Written in My Own Heart’s Blood
Entry number eight in the popular Outlander series picks up almost squarely where its predecessor left off: Jamie is back from the supposed dead, Claire has married Lord John, and the Revolutionary War rages. Meanwhile, back in the 20th century, Roger has left Brianna to travel to the past in search of son Jem. In other words, it’s a fairly typical set of circumstances that opens the novel, but it’s the playing out of the drama that once again pulls the reader into the world of the time travelers. Gabaldon’s use of language exquisitely brings the era and the characters to life, making us dodge bullets, feel flames, and experience emotion so deep it hurts.
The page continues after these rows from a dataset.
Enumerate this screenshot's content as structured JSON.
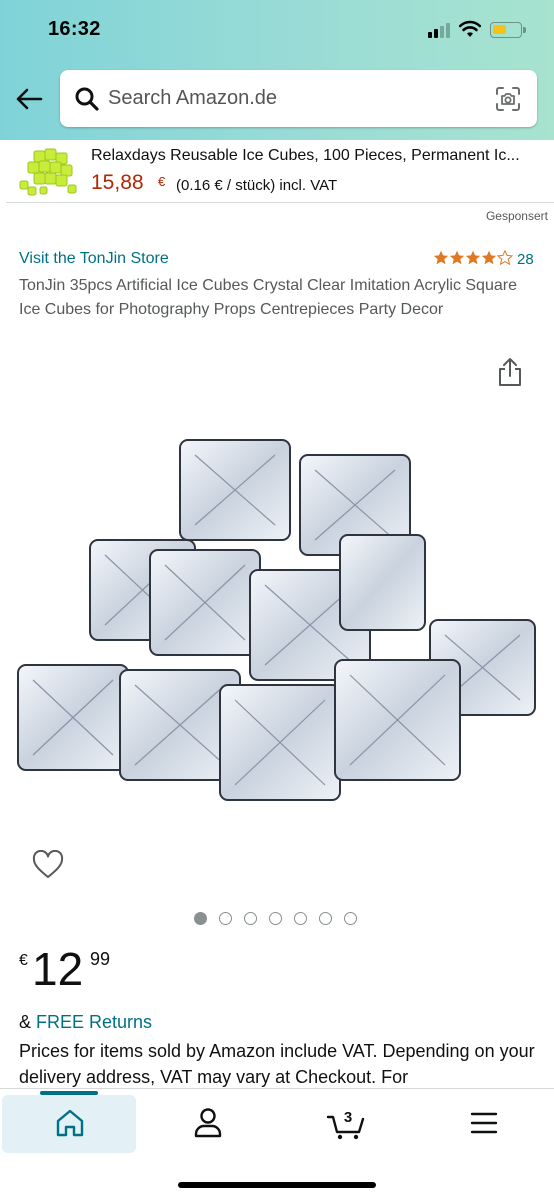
{
  "status_bar": {
    "time": "16:32"
  },
  "search": {
    "placeholder": "Search Amazon.de"
  },
  "sponsored_banner": {
    "title": "Relaxdays Reusable Ice Cubes, 100 Pieces, Permanent Ic...",
    "price": "15,88",
    "currency": "€",
    "unit_price": "(0.16 € / stück) incl. VAT"
  },
  "sponsored_label": "Gesponsert",
  "product": {
    "store_link": "Visit the TonJin Store",
    "rating_stars": 4.5,
    "rating_count": "28",
    "title": "TonJin 35pcs Artificial Ice Cubes Crystal Clear Imitation Acrylic Square Ice Cubes for Photography Props Centrepieces Party Decor",
    "image_count": 7,
    "active_image": 1,
    "price_symbol": "€",
    "price_whole": "12",
    "price_fraction": "99",
    "returns_prefix": "& ",
    "returns_link": "FREE Returns",
    "vat_text": "Prices for items sold by Amazon include VAT. Depending on your delivery address, VAT may vary at Checkout. For"
  },
  "bottom_nav": {
    "items": [
      {
        "name": "home",
        "icon": "home-icon",
        "active": true
      },
      {
        "name": "account",
        "icon": "person-icon",
        "active": false
      },
      {
        "name": "cart",
        "icon": "cart-icon",
        "active": false,
        "badge": "3"
      },
      {
        "name": "menu",
        "icon": "hamburger-menu-icon",
        "active": false
      }
    ]
  },
  "colors": {
    "link": "#007185",
    "price_red": "#b12704",
    "star": "#de7921",
    "header_gradient_start": "#7fd3d8",
    "header_gradient_end": "#a7e3cf"
  }
}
Written in My Own Heart’s Blood takes us inside characters’ motivations by moving among perspectives frequently. Naturally, Jamie and Claire take center stage; it’s their deep connection that drives all events and circumstances. Much of the novel centers around the Battle of Monmouth; Lord John, his brother Hal, Jamie’s son William, and Ian and Rachel all have stories woven throughout and beyond this event. There are so many subplots occurring at the same time that it’s impossible to name them all, though each one succeeds in engaging the reader quickly. Our friends face danger and deceit at almost every turn; there’s rarely a lull in the action in this sprawling novel. Fans of the series will recognize many of the people and places that have populated the books since the beginning, and there’s intriguing foundation laid for the next book.
It’s hard to express the feelings brought to a long-time reader when visiting with these old friends, though it’s easy to say that this book proves that the author’s ability to draw you into the story. Gabaldon’s world has become expansive, yet it still thrills and engages. Written in My Own Heart’s Blood is a solid novel that is highly recommended.